Please return every line in the following data that includes the string "name".

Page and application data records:
== Segment start ==

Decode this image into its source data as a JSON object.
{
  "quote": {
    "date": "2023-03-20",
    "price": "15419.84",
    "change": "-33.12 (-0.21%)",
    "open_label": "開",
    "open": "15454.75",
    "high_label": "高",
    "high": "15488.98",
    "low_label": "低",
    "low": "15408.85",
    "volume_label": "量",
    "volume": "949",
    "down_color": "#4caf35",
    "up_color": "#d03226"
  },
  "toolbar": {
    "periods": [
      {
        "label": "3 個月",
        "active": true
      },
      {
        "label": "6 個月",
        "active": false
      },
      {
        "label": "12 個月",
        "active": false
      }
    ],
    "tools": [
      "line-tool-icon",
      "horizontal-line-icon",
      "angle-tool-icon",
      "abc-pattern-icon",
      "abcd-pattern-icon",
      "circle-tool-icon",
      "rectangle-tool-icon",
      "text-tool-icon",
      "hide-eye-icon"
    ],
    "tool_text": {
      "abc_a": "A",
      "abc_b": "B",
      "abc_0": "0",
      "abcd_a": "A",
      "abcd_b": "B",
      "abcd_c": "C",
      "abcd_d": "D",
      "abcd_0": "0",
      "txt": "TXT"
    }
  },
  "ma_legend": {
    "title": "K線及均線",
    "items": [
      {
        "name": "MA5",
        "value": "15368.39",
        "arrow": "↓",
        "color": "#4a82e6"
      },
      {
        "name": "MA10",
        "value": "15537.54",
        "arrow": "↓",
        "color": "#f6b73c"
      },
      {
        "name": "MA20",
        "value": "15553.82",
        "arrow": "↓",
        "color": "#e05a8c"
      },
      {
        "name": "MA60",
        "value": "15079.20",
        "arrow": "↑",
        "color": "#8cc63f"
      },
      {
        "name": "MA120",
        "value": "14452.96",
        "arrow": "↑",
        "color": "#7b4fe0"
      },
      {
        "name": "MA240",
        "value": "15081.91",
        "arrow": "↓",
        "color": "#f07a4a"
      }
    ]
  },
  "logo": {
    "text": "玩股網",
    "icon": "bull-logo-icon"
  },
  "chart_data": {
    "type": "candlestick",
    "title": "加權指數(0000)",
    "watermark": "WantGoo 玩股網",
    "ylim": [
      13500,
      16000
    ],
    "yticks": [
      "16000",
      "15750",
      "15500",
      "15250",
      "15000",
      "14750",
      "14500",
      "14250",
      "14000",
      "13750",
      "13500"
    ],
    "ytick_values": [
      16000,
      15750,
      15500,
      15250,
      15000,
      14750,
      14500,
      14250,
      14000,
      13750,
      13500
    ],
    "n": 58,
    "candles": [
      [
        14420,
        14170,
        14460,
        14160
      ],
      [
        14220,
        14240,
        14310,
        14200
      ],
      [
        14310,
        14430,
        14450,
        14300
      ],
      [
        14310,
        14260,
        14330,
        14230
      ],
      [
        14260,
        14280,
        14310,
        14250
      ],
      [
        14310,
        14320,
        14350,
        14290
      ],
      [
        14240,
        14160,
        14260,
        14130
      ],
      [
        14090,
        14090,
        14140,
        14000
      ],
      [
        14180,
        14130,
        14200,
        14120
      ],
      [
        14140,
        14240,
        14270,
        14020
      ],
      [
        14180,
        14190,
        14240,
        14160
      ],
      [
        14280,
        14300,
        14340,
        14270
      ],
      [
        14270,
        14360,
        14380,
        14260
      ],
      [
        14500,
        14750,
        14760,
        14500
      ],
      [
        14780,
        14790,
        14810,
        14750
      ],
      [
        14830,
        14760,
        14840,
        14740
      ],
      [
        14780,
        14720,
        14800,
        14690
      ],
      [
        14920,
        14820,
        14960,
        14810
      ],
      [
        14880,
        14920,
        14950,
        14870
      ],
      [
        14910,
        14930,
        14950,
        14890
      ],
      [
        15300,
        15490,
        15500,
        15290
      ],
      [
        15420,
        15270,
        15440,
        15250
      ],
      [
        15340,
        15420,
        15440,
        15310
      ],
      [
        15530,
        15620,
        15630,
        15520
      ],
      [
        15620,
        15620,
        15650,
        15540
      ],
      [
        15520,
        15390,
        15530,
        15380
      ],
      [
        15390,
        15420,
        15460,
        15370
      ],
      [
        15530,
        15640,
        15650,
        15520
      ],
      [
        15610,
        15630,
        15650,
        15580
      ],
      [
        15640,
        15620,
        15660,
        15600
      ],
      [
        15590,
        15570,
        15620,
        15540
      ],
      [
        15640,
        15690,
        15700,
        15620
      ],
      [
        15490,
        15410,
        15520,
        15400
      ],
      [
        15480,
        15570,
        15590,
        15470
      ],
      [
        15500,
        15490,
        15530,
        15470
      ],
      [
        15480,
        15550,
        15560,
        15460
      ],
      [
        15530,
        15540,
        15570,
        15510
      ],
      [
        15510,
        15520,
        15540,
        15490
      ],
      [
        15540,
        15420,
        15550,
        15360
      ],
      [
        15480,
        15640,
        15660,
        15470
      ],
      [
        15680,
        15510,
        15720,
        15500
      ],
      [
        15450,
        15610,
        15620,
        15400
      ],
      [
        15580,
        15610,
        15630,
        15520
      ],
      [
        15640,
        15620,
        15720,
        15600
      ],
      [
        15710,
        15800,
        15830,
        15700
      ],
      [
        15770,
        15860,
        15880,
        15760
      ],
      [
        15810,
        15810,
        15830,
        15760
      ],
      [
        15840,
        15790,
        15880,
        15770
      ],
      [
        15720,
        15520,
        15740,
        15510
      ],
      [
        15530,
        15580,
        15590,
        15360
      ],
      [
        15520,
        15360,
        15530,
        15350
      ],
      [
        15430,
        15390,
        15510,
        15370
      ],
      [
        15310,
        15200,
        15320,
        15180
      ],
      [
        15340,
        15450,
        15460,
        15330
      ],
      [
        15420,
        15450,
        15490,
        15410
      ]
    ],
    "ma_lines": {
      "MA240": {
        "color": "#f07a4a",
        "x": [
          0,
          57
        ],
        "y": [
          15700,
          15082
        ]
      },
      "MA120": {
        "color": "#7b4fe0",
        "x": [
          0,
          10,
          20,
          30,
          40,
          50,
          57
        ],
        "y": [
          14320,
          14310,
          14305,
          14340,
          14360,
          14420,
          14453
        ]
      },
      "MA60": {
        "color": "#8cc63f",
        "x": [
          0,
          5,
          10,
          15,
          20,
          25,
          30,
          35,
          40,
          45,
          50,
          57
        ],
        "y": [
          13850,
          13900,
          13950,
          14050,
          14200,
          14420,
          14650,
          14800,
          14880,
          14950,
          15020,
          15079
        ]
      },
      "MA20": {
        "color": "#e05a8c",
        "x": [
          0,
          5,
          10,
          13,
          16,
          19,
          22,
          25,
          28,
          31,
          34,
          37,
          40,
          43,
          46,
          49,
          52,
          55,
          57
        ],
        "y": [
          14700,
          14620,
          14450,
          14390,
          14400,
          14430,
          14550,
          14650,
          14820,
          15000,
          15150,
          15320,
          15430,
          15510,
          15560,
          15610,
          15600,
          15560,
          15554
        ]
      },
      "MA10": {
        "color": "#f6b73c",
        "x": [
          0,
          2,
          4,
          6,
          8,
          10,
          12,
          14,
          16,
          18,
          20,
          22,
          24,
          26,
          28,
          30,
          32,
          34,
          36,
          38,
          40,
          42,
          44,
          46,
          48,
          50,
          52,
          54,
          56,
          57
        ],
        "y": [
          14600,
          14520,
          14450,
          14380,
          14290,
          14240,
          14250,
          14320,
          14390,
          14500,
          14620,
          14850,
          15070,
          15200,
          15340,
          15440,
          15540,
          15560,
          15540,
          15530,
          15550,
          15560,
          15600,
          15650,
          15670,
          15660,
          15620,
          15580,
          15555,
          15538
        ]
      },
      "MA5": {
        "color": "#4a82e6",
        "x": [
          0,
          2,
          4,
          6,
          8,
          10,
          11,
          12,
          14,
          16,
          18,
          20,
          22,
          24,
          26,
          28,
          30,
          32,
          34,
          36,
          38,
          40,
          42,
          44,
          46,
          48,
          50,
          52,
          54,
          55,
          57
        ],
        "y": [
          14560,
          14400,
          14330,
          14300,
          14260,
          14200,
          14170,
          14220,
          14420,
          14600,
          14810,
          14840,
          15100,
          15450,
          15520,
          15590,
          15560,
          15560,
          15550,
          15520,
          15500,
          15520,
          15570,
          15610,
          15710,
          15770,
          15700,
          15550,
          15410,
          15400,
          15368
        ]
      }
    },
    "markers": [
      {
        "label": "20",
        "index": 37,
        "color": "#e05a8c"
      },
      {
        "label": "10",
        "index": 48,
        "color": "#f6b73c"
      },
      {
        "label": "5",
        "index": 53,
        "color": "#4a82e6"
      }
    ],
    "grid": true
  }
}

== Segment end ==

COMPLETED TASK:
        "name": "MA5",
        "name": "MA10",
        "name": "MA20",
        "name": "MA60",
        "name": "MA120",
        "name": "MA240",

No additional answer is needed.